The most common (85%) ankle sprain happens when the foot is turned inwards under the leg. The ankle is pushed outwards and the body weight is accidentally put on the ankle in this odd position. It is easily done when walking if you trip or slip off a kerb or step. It occurs in sport when landing off balance or in the midst of sporting contact. People often talk about “turning over” the ankle.
Those who are unfit or who have failed to warm up before exercise are more likely to suffer this injury. A repeat of the same injury is quite common.
The piece of elastic type material which holds the ankle bone (talus) to the back leg bone (fibula) is called the anterior talofibula ligament. There are a number of ligaments in the ankle area but this is the one which suffers the extra pressure first and is the one usually damaged.
By pulling or twisting on this ligament too hard, you will tear some of its fibres and feel pain. The wound attracts fluid which will cause swelling to the ankle and the combined effect of the pain and swelling will be to restrict movement. You may find difficulty putting any weight at all on that foot.
Although Orthopedic doctors find this is the most common foot or ankle injury, there are more complicated sprains involving other ligaments too.

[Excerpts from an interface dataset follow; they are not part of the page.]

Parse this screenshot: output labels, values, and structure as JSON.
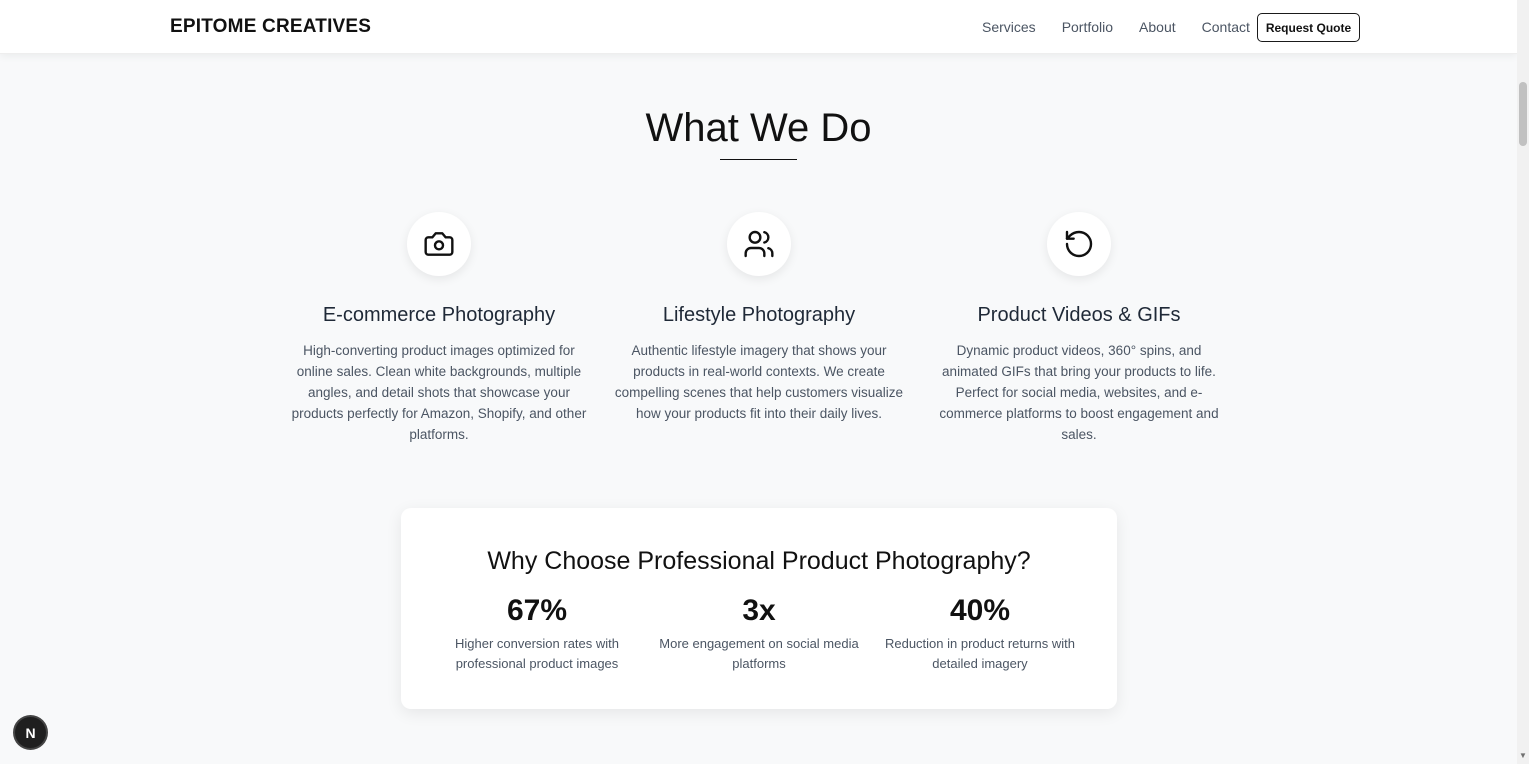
{
  "header": {
    "brand": "EPITOME CREATIVES",
    "nav": [
      "Services",
      "Portfolio",
      "About",
      "Contact"
    ],
    "cta_label": "Request Quote"
  },
  "section": {
    "title": "What We Do"
  },
  "services": [
    {
      "icon": "camera-icon",
      "title": "E-commerce Photography",
      "description": "High-converting product images optimized for online sales. Clean white backgrounds, multiple angles, and detail shots that showcase your products perfectly for Amazon, Shopify, and other platforms."
    },
    {
      "icon": "users-icon",
      "title": "Lifestyle Photography",
      "description": "Authentic lifestyle imagery that shows your products in real-world contexts. We create compelling scenes that help customers visualize how your products fit into their daily lives."
    },
    {
      "icon": "rotate-icon",
      "title": "Product Videos & GIFs",
      "description": "Dynamic product videos, 360° spins, and animated GIFs that bring your products to life. Perfect for social media, websites, and e-commerce platforms to boost engagement and sales."
    }
  ],
  "stats": {
    "title": "Why Choose Professional Product Photography?",
    "items": [
      {
        "value": "67%",
        "label": "Higher conversion rates with professional product images"
      },
      {
        "value": "3x",
        "label": "More engagement on social media platforms"
      },
      {
        "value": "40%",
        "label": "Reduction in product returns with detailed imagery"
      }
    ]
  },
  "badge": {
    "letter": "N"
  }
}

This is more likely to be the result of a more serious incident and may result in the ligament being torn altogether.